The Commission seeks to eliminate discrimination based on race, color, national origin, religion, sex, marital status, sexual orientation, genetic information, physical or mental disability, and age. Maryland anti-discrimination statutes for housing, employment, and public accommodations are administered and enforced by the Commission. It also initiates and investigates complaints of discrimination in State government agencies.
The Commission on Civil Rights originated in 1927 as the Interracial Commission (Chapter 559, Acts of 1927). In 1943, it became the Commission to Study Problems Affecting the Colored Population (Chapter 431, Acts of 1943). Renamed the Commission on Interracial Problems and Relations in 1951, it reorganized as the Commission on Civil Rights in 1969 (Chapter 548, Acts of 1951; Chapter 83, Acts of 1968).
To evaluate the merits of a complaint, the Commission may conduct public hearings, administer oaths, and issue subpoenas. It also is authorized to compel attendance or testimony of witnesses and oversee exhibits of books, papers, records, and documents relevant or necessary for legal proceedings.
In addition to other relief, the Commission can issue a cease and desist order if evidence shows that a respondent has engaged in a discriminatory act. In cases of employment discrimination, it may award up to two years of back pay.
Commission work for fair employment practices is supplemented by a deferral relationship and funding from the U.S. Equal Employment Opportunity Commission. Similarly, through cooperative agreements, the U.S. Department of Housing and Urban Development funds case processing and community education for the Commission's fair housing efforts.
Nine members constitute the Commission. They are appointed to six-year terms by the Governor with Senate advice and consent.
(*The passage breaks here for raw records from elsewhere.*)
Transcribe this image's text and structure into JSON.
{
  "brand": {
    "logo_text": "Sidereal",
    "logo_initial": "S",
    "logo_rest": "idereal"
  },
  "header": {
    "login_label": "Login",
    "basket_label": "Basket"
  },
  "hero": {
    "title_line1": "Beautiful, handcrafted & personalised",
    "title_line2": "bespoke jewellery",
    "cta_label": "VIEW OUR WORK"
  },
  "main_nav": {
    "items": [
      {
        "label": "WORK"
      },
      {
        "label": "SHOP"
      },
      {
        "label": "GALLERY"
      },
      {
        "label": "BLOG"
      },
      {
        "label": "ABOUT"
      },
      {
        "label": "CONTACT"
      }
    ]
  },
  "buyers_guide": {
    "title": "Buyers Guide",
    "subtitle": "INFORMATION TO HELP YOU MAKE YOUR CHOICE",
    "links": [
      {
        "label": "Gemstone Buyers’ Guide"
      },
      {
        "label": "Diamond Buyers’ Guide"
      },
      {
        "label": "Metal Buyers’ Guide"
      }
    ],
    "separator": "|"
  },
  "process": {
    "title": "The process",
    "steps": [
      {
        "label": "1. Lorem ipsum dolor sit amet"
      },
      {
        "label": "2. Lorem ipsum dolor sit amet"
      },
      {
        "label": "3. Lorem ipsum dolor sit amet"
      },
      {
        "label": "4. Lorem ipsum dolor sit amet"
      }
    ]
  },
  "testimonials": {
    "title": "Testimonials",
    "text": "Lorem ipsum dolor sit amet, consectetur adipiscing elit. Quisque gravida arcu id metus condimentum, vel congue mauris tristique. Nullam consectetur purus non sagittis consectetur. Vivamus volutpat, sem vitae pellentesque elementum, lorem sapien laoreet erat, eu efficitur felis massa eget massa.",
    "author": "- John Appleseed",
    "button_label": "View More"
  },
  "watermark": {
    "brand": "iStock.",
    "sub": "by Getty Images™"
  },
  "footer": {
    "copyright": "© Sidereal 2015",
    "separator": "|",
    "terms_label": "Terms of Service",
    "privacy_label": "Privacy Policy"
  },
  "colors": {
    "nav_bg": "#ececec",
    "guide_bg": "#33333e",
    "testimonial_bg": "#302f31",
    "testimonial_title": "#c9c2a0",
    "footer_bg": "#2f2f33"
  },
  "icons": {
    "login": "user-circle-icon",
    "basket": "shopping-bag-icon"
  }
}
The Governor names the Executive Director (Title 20, State Government Article, Annotated Code of Maryland).